GBB Managing Director Brian Henderson is to appear on the BBC Radio Lancashire Breakfast Show on Thursday 16th February 2012 in a live discussion about insurance claims and the moves by the UK insurance industry and Government to tackle the perceived “whiplash epidemic”.

Brian will appear on the Breakfast Show with Graham Liver.

To listen follow the links below:


16 Feb 2012

6:00am to 9:00am

BBC Radio Lancashire



The Transport Select Committee has today released an update to its March report covering the rising costs of motor insurance premiums. It has advised that the cost of motor insurance could be cut if the government restricted the huge number of ‘subjective’ whiplash injury claims.

GBB Managing Director Brian Henderson and Operations Director Matthew Stansfield met with Louise Ellman MP, Chair of the Transport Select Committee at the Houses of Parliament in May further to the first report. Assistance was given relating to practical issues surrounding ‘whiplash’ and similar genre claims.

The Transport Select Committee’s findings are that Claimants should have to prove they have suffered a whiplash injury. The report highlights the fact that there has been a 70% rise in motor insurance claims in the past six years, despite a 23% drop in the number of casualties actually caused by road traffic accidents.

Louise Ellman MP, told the BBC that whiplash claims are ‘subjective and costly’. Mrs Ellman said the increase in claims for personal injuries was the main reason for the rise in claims overall and that whiplash, in turn, accounted for 70% of all personal injury claims.

“Many of these claims are for whiplash, an injury where diagnosis is often subjective and therefore very costly for insurers to challenge,” she said.

“The threshold for receiving compensation in whiplash cases should be raised and, if the number of such claims does not fall significantly, the government should bring forward primary legislation to require objective evidence – both of a whiplash injury and of it having a significant effect on the claimant’s life – before compensation is paid,” she added.
GBB is at the forefront of investigation and research into low speed accidents and the effects upon the vehicles involved and their occupants.
For any further information about services relating to low speed cases please contact us.

Managing Director Brian Henderson presented this paper at The Forensic Science Society Spring Conference entitled “Planes, Trains & Automobiles” which was held at The National Railway Museum in York on 22nd April 2010.

The technical paper follows on from the previously published paper looking at the 5mph injury threshold in low speed collisions.
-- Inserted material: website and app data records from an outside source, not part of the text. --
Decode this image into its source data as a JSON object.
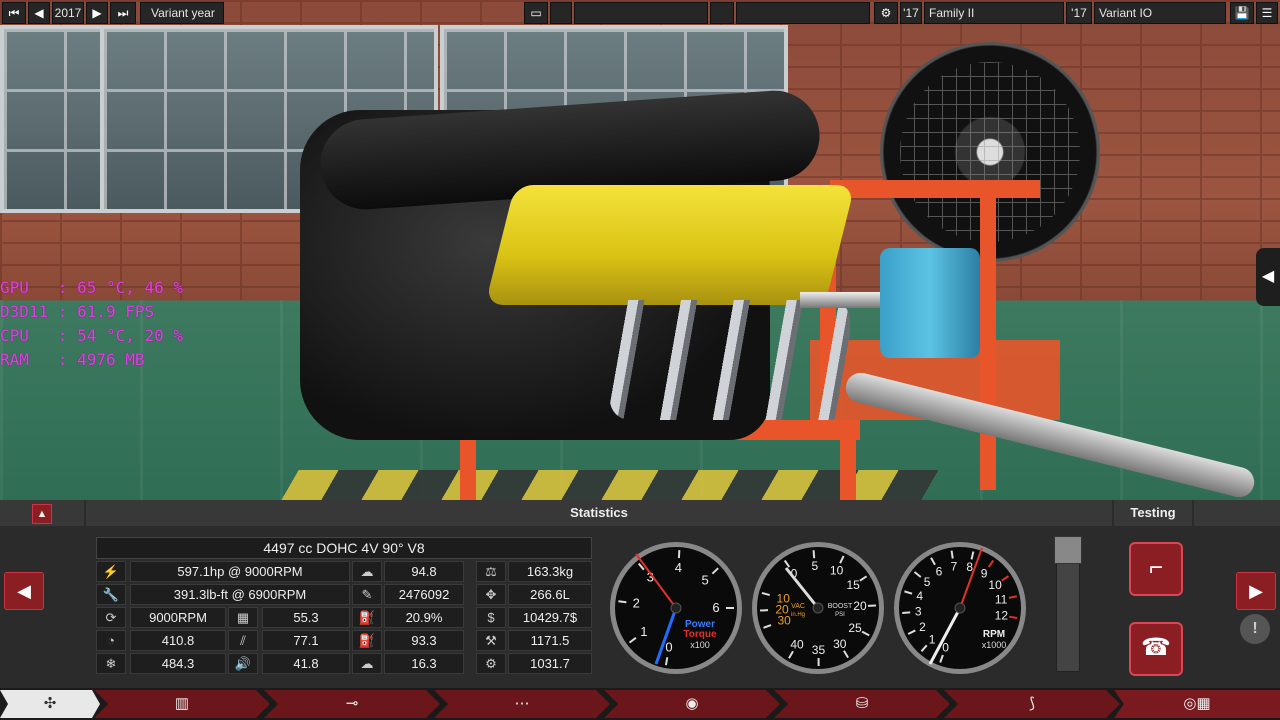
{
  "topbar": {
    "year": "2017",
    "variant_year_label": "Variant year",
    "family_year": "'17",
    "family_name": "Family II",
    "variant_year": "'17",
    "variant_name": "Variant IO"
  },
  "overlay": {
    "gpu": "GPU   : 65 °C, 46 %",
    "d3d": "D3D11 : 61.9 FPS",
    "cpu": "CPU   : 54 °C, 20 %",
    "ram": "RAM   : 4976 MB"
  },
  "panel": {
    "statistics_title": "Statistics",
    "testing_title": "Testing",
    "engine_spec": "4497 cc DOHC 4V 90° V8",
    "power": "597.1hp @ 9000RPM",
    "torque": "391.3lb-ft @ 6900RPM",
    "redline": "9000RPM",
    "v1": "55.3",
    "v2": "410.8",
    "v3": "77.1",
    "v4": "484.3",
    "v5": "41.8",
    "c2_1": "94.8",
    "c2_2": "2476092",
    "c2_3": "20.9%",
    "c2_4": "93.3",
    "c2_5": "16.3",
    "c3_1": "163.3kg",
    "c3_2": "266.6L",
    "c3_3": "10429.7$",
    "c3_4": "1171.5",
    "c3_5": "1031.7"
  },
  "gauges": {
    "power": {
      "label1": "Power",
      "label2": "Torque",
      "unit": "x100",
      "ticks": [
        "0",
        "1",
        "2",
        "3",
        "4",
        "5",
        "6"
      ],
      "power_color": "#1e6fff",
      "torque_color": "#e0312a"
    },
    "vac": {
      "label": "VAC",
      "label_sub": "in.Hg",
      "boost": "BOOST",
      "boost_sub": "PSI",
      "ticks_vac": [
        "10",
        "20",
        "30"
      ],
      "ticks_boost": [
        "0",
        "5",
        "10",
        "15",
        "20",
        "25",
        "30",
        "35",
        "40"
      ],
      "vac_color": "#f0a020"
    },
    "rpm": {
      "label": "RPM",
      "unit": "x1000",
      "ticks": [
        "0",
        "1",
        "2",
        "3",
        "4",
        "5",
        "6",
        "7",
        "8",
        "9",
        "10",
        "11",
        "12"
      ],
      "redline_color": "#e0312a"
    }
  },
  "colors": {
    "accent": "#8b1e22",
    "overlay_text": "#e040e0"
  }
}
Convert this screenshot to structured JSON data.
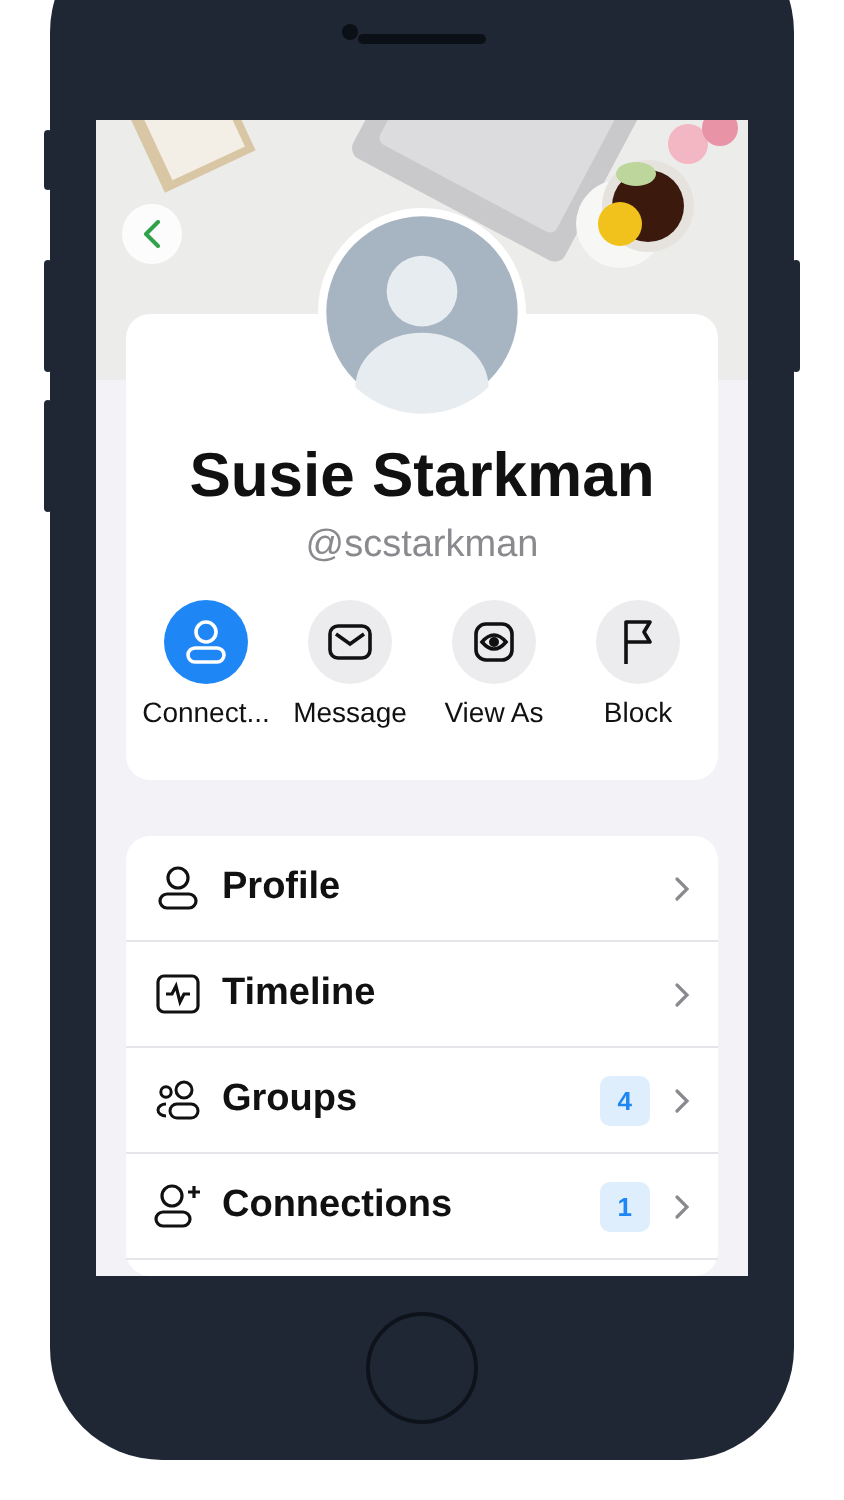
{
  "profile": {
    "name": "Susie Starkman",
    "handle": "@scstarkman"
  },
  "actions": [
    {
      "label": "Connect...",
      "kind": "person",
      "active": true
    },
    {
      "label": "Message",
      "kind": "envelope",
      "active": false
    },
    {
      "label": "View As",
      "kind": "eye",
      "active": false
    },
    {
      "label": "Block",
      "kind": "flag",
      "active": false
    }
  ],
  "menu": [
    {
      "label": "Profile",
      "kind": "person"
    },
    {
      "label": "Timeline",
      "kind": "activity"
    },
    {
      "label": "Groups",
      "kind": "group",
      "badge": "4"
    },
    {
      "label": "Connections",
      "kind": "person-plus",
      "badge": "1"
    }
  ]
}
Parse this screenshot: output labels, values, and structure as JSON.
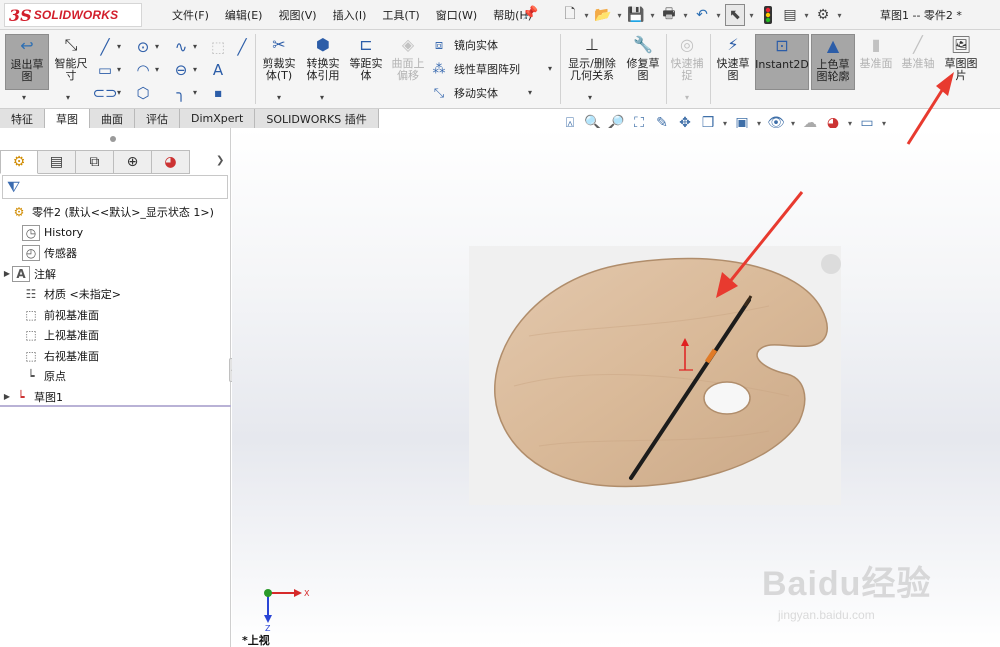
{
  "app": {
    "brand_mark": "3S",
    "brand_name": "SOLIDWORKS",
    "document_title": "草图1 -- 零件2 *"
  },
  "menu": [
    "文件(F)",
    "编辑(E)",
    "视图(V)",
    "插入(I)",
    "工具(T)",
    "窗口(W)",
    "帮助(H)"
  ],
  "quick_access": [
    "new-icon",
    "open-icon",
    "save-icon",
    "print-icon",
    "undo-icon",
    "select-icon",
    "rebuild-icon",
    "file-properties-icon",
    "options-icon"
  ],
  "ribbon": {
    "exit_sketch": "退出草图",
    "smart_dimension": "智能尺寸",
    "trim_entities": "剪裁实体(T)",
    "convert_entities": "转换实体引用",
    "offset_entities": "等距实体",
    "offset_on_surface": "曲面上偏移",
    "mirror_entities": "镜向实体",
    "linear_pattern": "线性草图阵列",
    "move_entities": "移动实体",
    "display_delete_relations": "显示/删除几何关系",
    "repair_sketch": "修复草图",
    "quick_snaps": "快速捕捉",
    "rapid_sketch": "快速草图",
    "instant2d": "Instant2D",
    "shaded_sketch_contours": "上色草图轮廓",
    "reference_plane": "基准面",
    "reference_axis": "基准轴",
    "sketch_picture": "草图图片"
  },
  "tabs": [
    "特征",
    "草图",
    "曲面",
    "评估",
    "DimXpert",
    "SOLIDWORKS 插件"
  ],
  "selected_tab": "草图",
  "feature_tree": {
    "root": "零件2 (默认<<默认>_显示状态 1>)",
    "items": [
      "History",
      "传感器",
      "注解",
      "材质 <未指定>",
      "前视基准面",
      "上视基准面",
      "右视基准面",
      "原点",
      "草图1"
    ]
  },
  "viewport": {
    "view_label": "*上视",
    "triad_x": "X",
    "triad_z": "Z"
  },
  "watermark": {
    "text": "Baidu经验",
    "url": "jingyan.baidu.com"
  },
  "colors": {
    "accent_red": "#e83a2f",
    "brand_red": "#d21e2b",
    "toolbar_bg": "#f5f5f5",
    "active_btn": "#a6a6a6"
  }
}
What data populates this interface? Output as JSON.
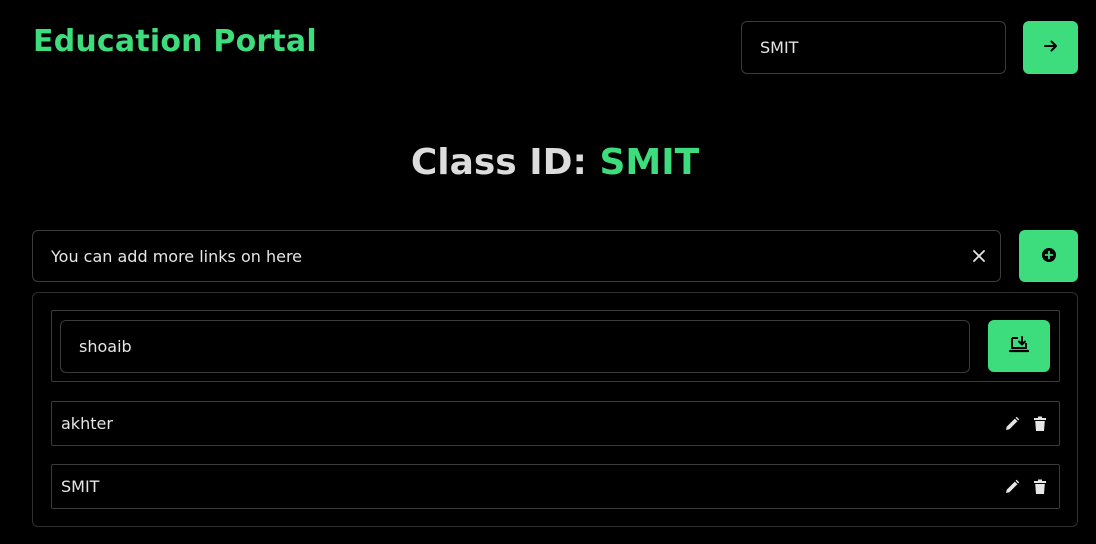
{
  "header": {
    "brand": "Education Portal",
    "class_input_value": "SMIT",
    "go_icon": "arrow-right-icon"
  },
  "main": {
    "heading_prefix": "Class ID:",
    "heading_value": "SMIT",
    "link_input_placeholder": "You can add more links on here",
    "clear_icon": "close-icon",
    "add_icon": "plus-circle-icon"
  },
  "list": {
    "editing": {
      "value": "shoaib",
      "save_icon": "save-download-icon"
    },
    "items": [
      {
        "label": "akhter",
        "edit_icon": "pencil-icon",
        "delete_icon": "trash-icon"
      },
      {
        "label": "SMIT",
        "edit_icon": "pencil-icon",
        "delete_icon": "trash-icon"
      }
    ]
  },
  "colors": {
    "accent": "#3ddc7c",
    "background": "#000000",
    "text": "#e6e6e6",
    "border": "#3a3a3a"
  }
}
This paper is also available to download in this section of the site.